Facebook can also screw up a teen's schooling - Rosen cited studies that showed teens who checked Facebook frequently got lower test grades. He presented his findings Saturday at a psychology conference in Washington D.C.

What should parents do to minimize the bad effects?

Don't buy that software that lets you track and block your kid's internet use, Mom and Dad.

"If you feel that you have to use some sort of computer program to surreptitiously monitor your child's social networking, you are wasting your time." Rosen said in a written statement. "Your child will find a workaround in a matter of minutes."

He suggests talking to your kids.

"Communication is the crux of parenting," he said in the statement. "You have to start talking about appropriate technology use early and often and build trust, so that when there is a problem -whether it is being bullied or seeing a disturbing image - your child will talk to you about it."

But don't talk too much. Rosen says parents should talk to their kids in a five to one ratio - talk one minute, then listen for five.

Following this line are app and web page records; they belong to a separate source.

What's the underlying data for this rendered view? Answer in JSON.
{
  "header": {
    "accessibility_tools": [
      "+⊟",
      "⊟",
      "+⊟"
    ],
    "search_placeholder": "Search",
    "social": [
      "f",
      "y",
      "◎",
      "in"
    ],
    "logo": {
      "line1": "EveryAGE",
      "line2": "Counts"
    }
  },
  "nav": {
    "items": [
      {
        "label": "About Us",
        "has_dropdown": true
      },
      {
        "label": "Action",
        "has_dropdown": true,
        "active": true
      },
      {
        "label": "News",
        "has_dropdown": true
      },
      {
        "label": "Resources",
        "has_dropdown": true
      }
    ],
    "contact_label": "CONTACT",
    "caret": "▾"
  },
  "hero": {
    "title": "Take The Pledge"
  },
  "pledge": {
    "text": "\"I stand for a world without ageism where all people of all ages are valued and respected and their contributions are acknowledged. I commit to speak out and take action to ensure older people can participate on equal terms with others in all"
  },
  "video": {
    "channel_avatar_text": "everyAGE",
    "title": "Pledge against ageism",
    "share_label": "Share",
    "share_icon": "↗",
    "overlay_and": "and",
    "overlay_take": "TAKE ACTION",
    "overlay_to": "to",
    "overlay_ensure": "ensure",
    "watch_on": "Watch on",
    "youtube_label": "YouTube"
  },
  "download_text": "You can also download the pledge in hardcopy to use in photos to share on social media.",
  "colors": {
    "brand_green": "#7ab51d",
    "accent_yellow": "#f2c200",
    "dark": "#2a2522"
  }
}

Other tips include setting rules and limits on technology with your child's input - like two-minute tech breaks after 15 minutes of studying - and writing a behavioral contract with set consequences.

Parents, what do you do to limit your kid's internet use?